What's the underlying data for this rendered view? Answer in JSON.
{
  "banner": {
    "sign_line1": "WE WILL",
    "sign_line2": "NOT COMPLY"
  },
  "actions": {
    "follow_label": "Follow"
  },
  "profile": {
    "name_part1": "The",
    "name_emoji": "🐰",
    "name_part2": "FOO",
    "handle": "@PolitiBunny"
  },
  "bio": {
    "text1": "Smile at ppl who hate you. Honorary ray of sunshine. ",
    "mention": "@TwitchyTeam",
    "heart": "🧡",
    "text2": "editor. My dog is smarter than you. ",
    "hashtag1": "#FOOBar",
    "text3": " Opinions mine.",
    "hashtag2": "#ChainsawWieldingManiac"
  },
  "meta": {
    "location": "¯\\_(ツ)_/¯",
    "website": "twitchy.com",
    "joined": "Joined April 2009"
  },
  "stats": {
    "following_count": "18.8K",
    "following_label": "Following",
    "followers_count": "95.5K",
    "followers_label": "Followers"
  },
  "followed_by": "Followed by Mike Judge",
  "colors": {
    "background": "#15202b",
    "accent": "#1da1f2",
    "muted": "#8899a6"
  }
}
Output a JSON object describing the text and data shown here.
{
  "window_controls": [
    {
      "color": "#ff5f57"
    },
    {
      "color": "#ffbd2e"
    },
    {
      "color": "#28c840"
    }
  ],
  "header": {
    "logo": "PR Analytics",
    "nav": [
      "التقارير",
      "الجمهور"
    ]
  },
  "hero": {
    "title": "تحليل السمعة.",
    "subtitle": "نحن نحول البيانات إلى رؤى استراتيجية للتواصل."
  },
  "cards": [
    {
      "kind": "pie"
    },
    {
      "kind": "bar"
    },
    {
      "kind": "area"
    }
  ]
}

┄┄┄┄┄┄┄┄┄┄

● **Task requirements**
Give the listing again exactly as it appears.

● **Response to the exercise**
What's the underlying data for this rendered view? Answer in JSON.
{
  "banner": {
    "sign_line1": "WE WILL",
    "sign_line2": "NOT COMPLY"
  },
  "actions": {
    "follow_label": "Follow"
  },
  "profile": {
    "name_part1": "The",
    "name_emoji": "🐰",
    "name_part2": "FOO",
    "handle": "@PolitiBunny"
  },
  "bio": {
    "text1": "Smile at ppl who hate you. Honorary ray of sunshine. ",
    "mention": "@TwitchyTeam",
    "heart": "🧡",
    "text2": "editor. My dog is smarter than you. ",
    "hashtag1": "#FOOBar",
    "text3": " Opinions mine.",
    "hashtag2": "#ChainsawWieldingManiac"
  },
  "meta": {
    "location": "¯\\_(ツ)_/¯",
    "website": "twitchy.com",
    "joined": "Joined April 2009"
  },
  "stats": {
    "following_count": "18.8K",
    "following_label": "Following",
    "followers_count": "95.5K",
    "followers_label": "Followers"
  },
  "followed_by": "Followed by Mike Judge",
  "colors": {
    "background": "#15202b",
    "accent": "#1da1f2",
    "muted": "#8899a6"
  }
}
Output a JSON object describing the text and data shown here.
{
  "window_controls": [
    {
      "color": "#ff5f57"
    },
    {
      "color": "#ffbd2e"
    },
    {
      "color": "#28c840"
    }
  ],
  "header": {
    "logo": "PR Analytics",
    "nav": [
      "التقارير",
      "الجمهور"
    ]
  },
  "hero": {
    "title": "تحليل السمعة.",
    "subtitle": "نحن نحول البيانات إلى رؤى استراتيجية للتواصل."
  },
  "cards": [
    {
      "kind": "pie"
    },
    {
      "kind": "bar"
    },
    {
      "kind": "area"
    }
  ]
}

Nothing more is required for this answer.